Scouts on Mets pitching prospect Mike Vasil, who is putting it all together during 2023 season
Leading up to the 2018 MLB Draft, Mets pitching prospect Mike Vasil was considered a Top 25 prospect in the class coming out of Boston College Prep HS in Dorchester, Mass.
However, the right-hander decided to pass up on the opportunity and withdrew his name from the draft to see through his commitment to the University of Virginia. This usually happens a couple of times per draft, and the results for how things pan out have been hit or miss.
At Virginia, coaches made some changes to his mechanics and repertoire. Vasil went from a power four-seam fastball pitcher to a sinker/slider pitcher, which led to a decrease in velocity and some rather pedestrian stats. During his time there, he posted a 4.74 ERA and just 7.6 K/9.
This led to a dramatic fall not only in draft pedigree, but also financially.
Amateur scouting in baseball can often be years in the making before a player ends up with an organization. The Mets showed interest in Vasil when he was in high school and stayed on top of him leading into the 2021 MLB Draft.
The scouts remembered the type of prospect Vasil was in high school, and when he was sitting there in the eighth round, they thought it was a worthwhile dart throw. And this wasn’t just a random shot in the dark: They drafted him with a plan in place to turn him back into the type of power pitcher that he was in high school, along with some mechanical tweaks.
The 2022 season was an adjustment year for Vasil. In a way, he had to re-learn how to pitch because of how he had been utilized the past three years in college. This led to some inconsistency with his control and command, but he was up to 97 mph on his fastball while posting a 3.53 ERA across 18 appearances (17 starts) mostly between Low-A St. Lucie and High-A Brooklyn.
What stood out to the Mets was that he again showed the ability to miss bats, posting a 10.7 K/9 overall, including an 11.9 mark at the higher level in Brooklyn.
Vasil took that momentum over to the Arizona Fall League, an offseason league that a lot of teams send some of their very best prospects to play in.
In six appearances, he posted a 2.93 ERA with 18 strikeouts in 15.1 innings pitched, albeit with nine walks (5.3 walks-per-nine). He was named to the Rising Stars Game, which is the All-Star Game of the AFL.
In his second full season, the Mets' goal was to test Vasil at Double-A Binghamton and look to see him improve his control and command. The young right-hander has done that and more so far.
Vasil has a 2.19 ERA in seven starts spanning 37 innings with an incredible 46/6 K/BB ratio. That’s an 11.2 K/9 and a minuscule 1.5 BB/9 on the year.
The Mets believe he has really begun to put it all together this year. He is confident on the mound with swagger and the stuff is there.
Vasil has a nice four-pitch mix that will sit 94-96 mph and touch 97 and 98, occasionally. He has two above-average breaking balls with a 12-6 curve that has really gotten some Double-A hitters off balance, and a slider that he’s been generating a ton of swing-and-misses with.

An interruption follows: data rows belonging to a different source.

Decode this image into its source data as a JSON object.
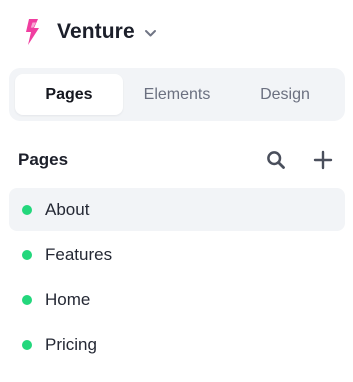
{
  "project": {
    "name": "Venture",
    "logo_icon": "lightning-bolt-icon",
    "brand_color": "#f03ea0",
    "menu_icon": "chevron-down-icon"
  },
  "tabs": [
    {
      "label": "Pages",
      "active": true
    },
    {
      "label": "Elements",
      "active": false
    },
    {
      "label": "Design",
      "active": false
    }
  ],
  "pages_section": {
    "title": "Pages",
    "search_icon": "search-icon",
    "add_icon": "plus-icon"
  },
  "pages": [
    {
      "label": "About",
      "selected": true,
      "status_color": "#23d77c"
    },
    {
      "label": "Features",
      "selected": false,
      "status_color": "#23d77c"
    },
    {
      "label": "Home",
      "selected": false,
      "status_color": "#23d77c"
    },
    {
      "label": "Pricing",
      "selected": false,
      "status_color": "#23d77c"
    }
  ]
}
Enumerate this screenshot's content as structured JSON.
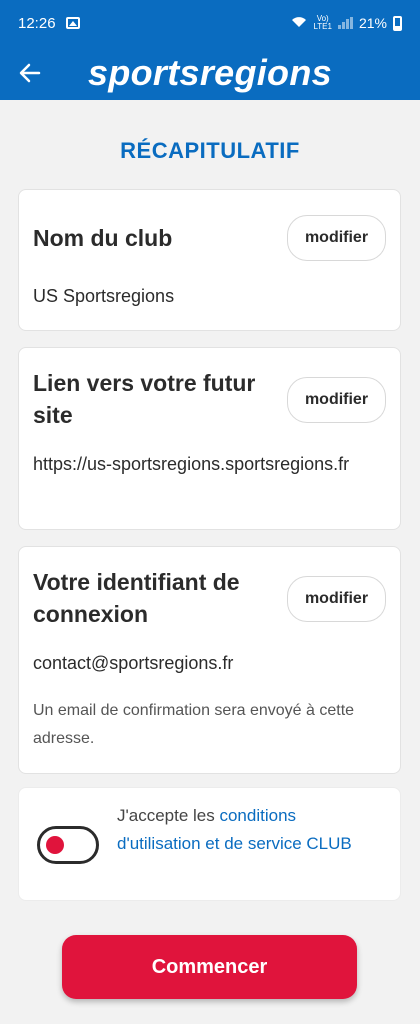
{
  "status_bar": {
    "time": "12:26",
    "battery_percent": "21%",
    "network_label": "LTE1"
  },
  "app_bar": {
    "logo": "sportsregions"
  },
  "page_title": "RÉCAPITULATIF",
  "cards": {
    "club": {
      "title": "Nom du club",
      "button": "modifier",
      "value": "US Sportsregions"
    },
    "site": {
      "title": "Lien vers votre futur site",
      "button": "modifier",
      "value": "https://us-sportsregions.sportsregions.fr"
    },
    "login": {
      "title": "Votre identifiant de connexion",
      "button": "modifier",
      "value": "contact@sportsregions.fr",
      "note": "Un email de confirmation sera envoyé à cette adresse."
    }
  },
  "accept": {
    "prefix": "J'accepte les ",
    "link": "conditions d'utilisation et de service CLUB",
    "toggle_on": false,
    "toggle_color": "#e0143c"
  },
  "start_button": "Commencer",
  "colors": {
    "brand_blue": "#0a6cc0",
    "accent_red": "#e0143c"
  }
}
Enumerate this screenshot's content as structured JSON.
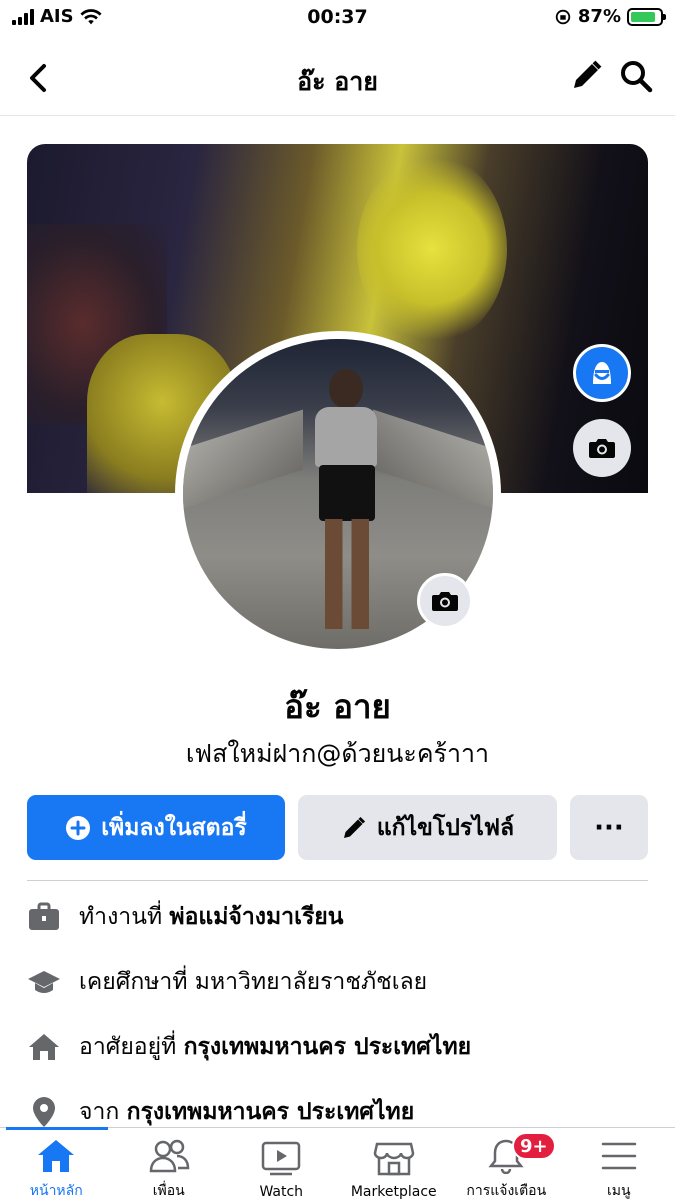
{
  "status_bar": {
    "carrier": "AIS",
    "time": "00:37",
    "battery_percent": "87%",
    "battery_level": 0.87
  },
  "nav": {
    "title": "อ๊ะ อาย",
    "back_icon": "chevron-left-icon",
    "edit_icon": "pencil-icon",
    "search_icon": "search-icon"
  },
  "profile": {
    "name": "อ๊ะ อาย",
    "bio": "เฟสใหม่ฝาก@ด้วยนะคร้าาา"
  },
  "actions": {
    "add_story_label": "เพิ่มลงในสตอรี่",
    "edit_profile_label": "แก้ไขโปรไฟล์",
    "more_label": "···"
  },
  "info": [
    {
      "icon": "briefcase-icon",
      "label": "ทำงานที่",
      "value": "พ่อแม่จ้างมาเรียน"
    },
    {
      "icon": "graduation-cap-icon",
      "label": "เคยศึกษาที่ มหาวิทยาลัยราชภัชเลย",
      "value": ""
    },
    {
      "icon": "home-icon",
      "label": "อาศัยอยู่ที่",
      "value": "กรุงเทพมหานคร ประเทศไทย"
    },
    {
      "icon": "location-pin-icon",
      "label": "จาก",
      "value": "กรุงเทพมหานคร ประเทศไทย"
    }
  ],
  "tabs": [
    {
      "label": "หน้าหลัก",
      "icon": "home-icon",
      "active": true
    },
    {
      "label": "เพื่อน",
      "icon": "friends-icon",
      "active": false
    },
    {
      "label": "Watch",
      "icon": "watch-icon",
      "active": false
    },
    {
      "label": "Marketplace",
      "icon": "marketplace-icon",
      "active": false
    },
    {
      "label": "การแจ้งเตือน",
      "icon": "bell-icon",
      "active": false,
      "badge": "9+"
    },
    {
      "label": "เมนู",
      "icon": "menu-icon",
      "active": false
    }
  ],
  "colors": {
    "accent": "#1877f2",
    "badge": "#e41e3f",
    "button_gray": "#e4e6eb"
  }
}
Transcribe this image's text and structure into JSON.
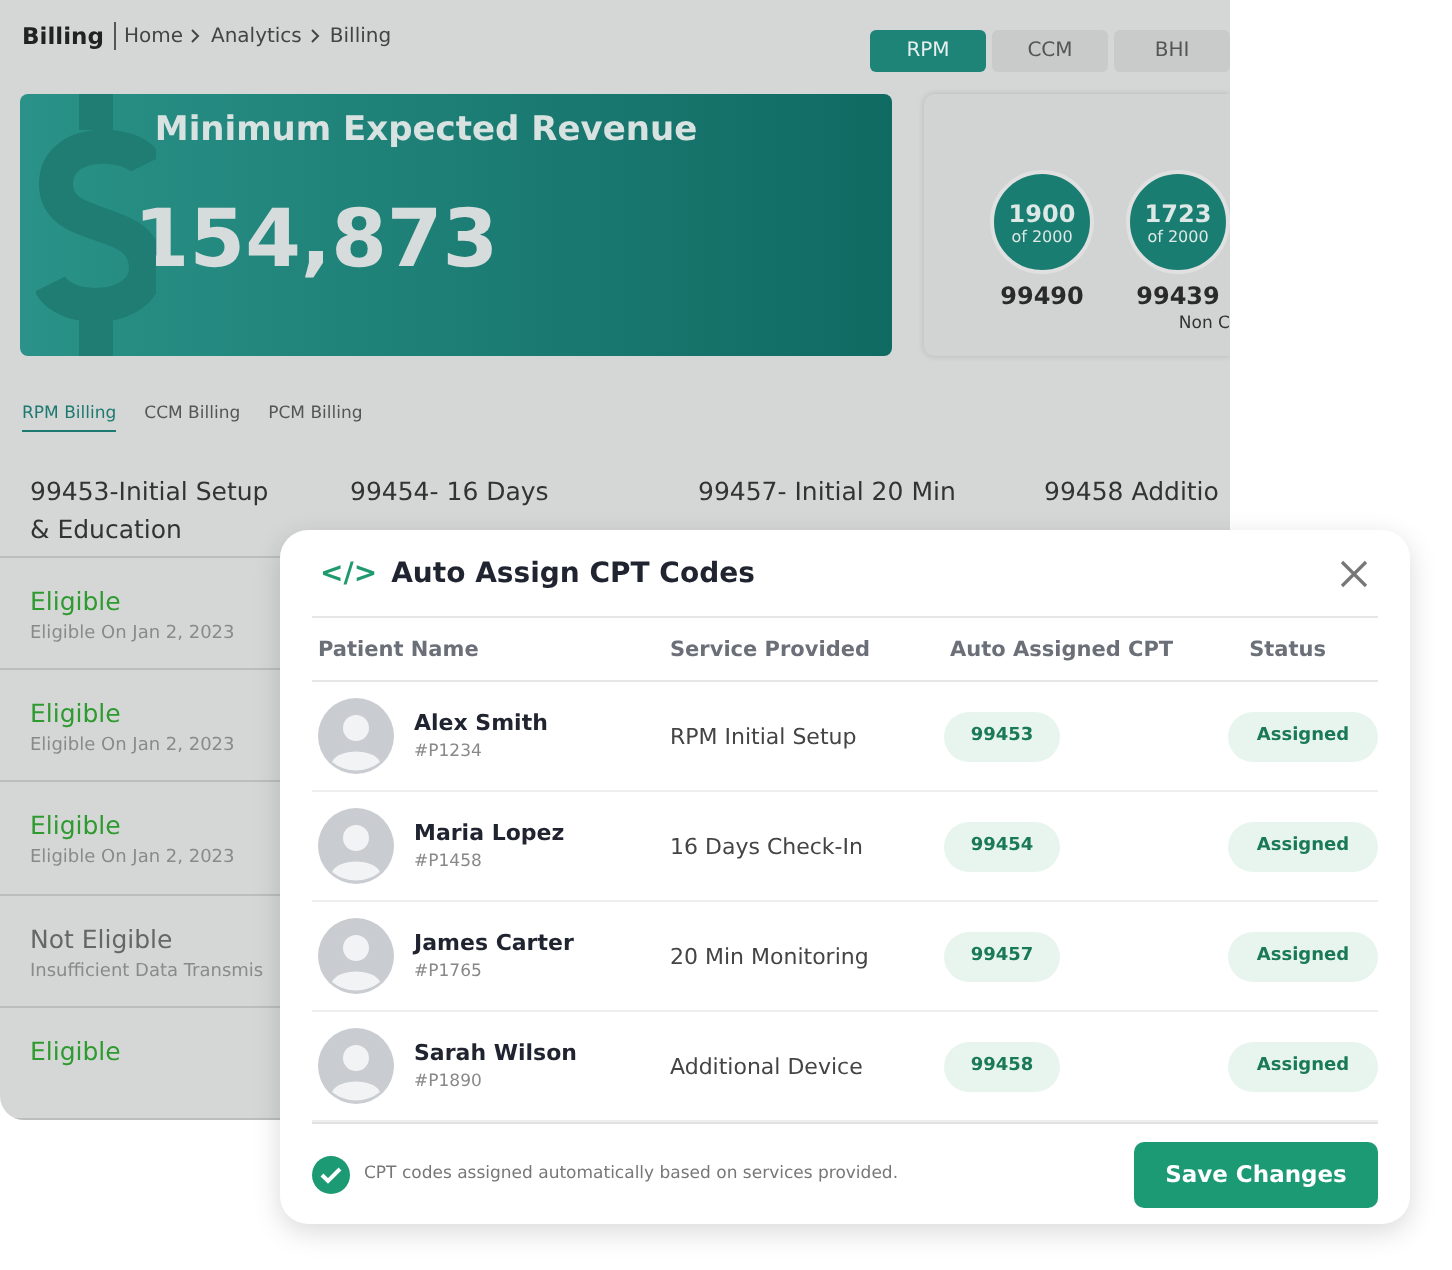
{
  "header": {
    "title": "Billing",
    "breadcrumb": [
      "Home",
      "Analytics",
      "Billing"
    ]
  },
  "program_tabs": [
    {
      "label": "RPM",
      "selected": true
    },
    {
      "label": "CCM",
      "selected": false
    },
    {
      "label": "BHI",
      "selected": false
    }
  ],
  "revenue_card": {
    "title": "Minimum Expected Revenue",
    "value": "154,873"
  },
  "stats_card": {
    "items": [
      {
        "count": "1900",
        "of": "of 2000",
        "code": "99490"
      },
      {
        "count": "1723",
        "of": "of 2000",
        "code": "99439"
      }
    ],
    "note": "Non C"
  },
  "billing_tabs": [
    {
      "label": "RPM Billing",
      "selected": true
    },
    {
      "label": "CCM Billing",
      "selected": false
    },
    {
      "label": "PCM Billing",
      "selected": false
    }
  ],
  "billing_columns": [
    "99453-Initial Setup & Education",
    "99454- 16 Days",
    "99457- Initial 20 Min",
    "99458 Additio"
  ],
  "billing_rows": [
    {
      "status": "Eligible",
      "eligible": true,
      "detail": "Eligible On Jan 2, 2023"
    },
    {
      "status": "Eligible",
      "eligible": true,
      "detail": "Eligible On Jan 2, 2023"
    },
    {
      "status": "Eligible",
      "eligible": true,
      "detail": "Eligible On Jan 2, 2023"
    },
    {
      "status": "Not Eligible",
      "eligible": false,
      "detail": "Insufficient Data Transmis"
    },
    {
      "status": "Eligible",
      "eligible": true
    }
  ],
  "modal": {
    "title": "Auto Assign CPT Codes",
    "title_icon": "</>",
    "columns": [
      "Patient Name",
      "Service Provided",
      "Auto Assigned CPT",
      "Status"
    ],
    "rows": [
      {
        "name": "Alex Smith",
        "id": "#P1234",
        "service": "RPM Initial Setup",
        "cpt": "99453",
        "status": "Assigned"
      },
      {
        "name": "Maria Lopez",
        "id": "#P1458",
        "service": "16 Days Check-In",
        "cpt": "99454",
        "status": "Assigned"
      },
      {
        "name": "James Carter",
        "id": "#P1765",
        "service": "20 Min Monitoring",
        "cpt": "99457",
        "status": "Assigned"
      },
      {
        "name": "Sarah Wilson",
        "id": "#P1890",
        "service": "Additional Device",
        "cpt": "99458",
        "status": "Assigned"
      }
    ],
    "footer_note": "CPT codes assigned automatically based on services provided.",
    "save_button": "Save Changes"
  }
}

His fourth pitch is a change-up that he doesn’t throw enough, but has a chance to be an average offering.
Coming into the season, I had Vasil as the No. 3 pitching prospect in the system behind Blade Tidwell and his fellow Rumble Pony teammate Dominic Hamel. At this stage, it is looking like Vasil is the clear-cut second-best pitching prospect in the system and is not far behind Tidwell, who has had a tough start to his pro career.
I spoke to three different scouts who have seen Vasil this year, and they’ve all told me there is little doubt that he is a future big-league starter.
One of them said they believe he has the potential to be a No. 3-type of starter, and the other two said No. 4 or No. 5 type. The biggest point that stood out to me is they all said they would not be surprised if Vasil potentially made his big-league debut later this summer.
If he keeps this up, I imagine the Mets will give him a look with Triple-A Syracuse before long.
If the Mets got even a No. 4 starter in the eighth round of a draft for $181,200, that would be a huge scouting and player development win for an organization that badly needs to develop pitching.
If you look out in the free agency landscape at what pitchers like that are getting, you are looking at $15-$18 million annually. If Vasil can pitch like that, then I don’t think he will be having any regrets about turning down the potential money coming out of high school.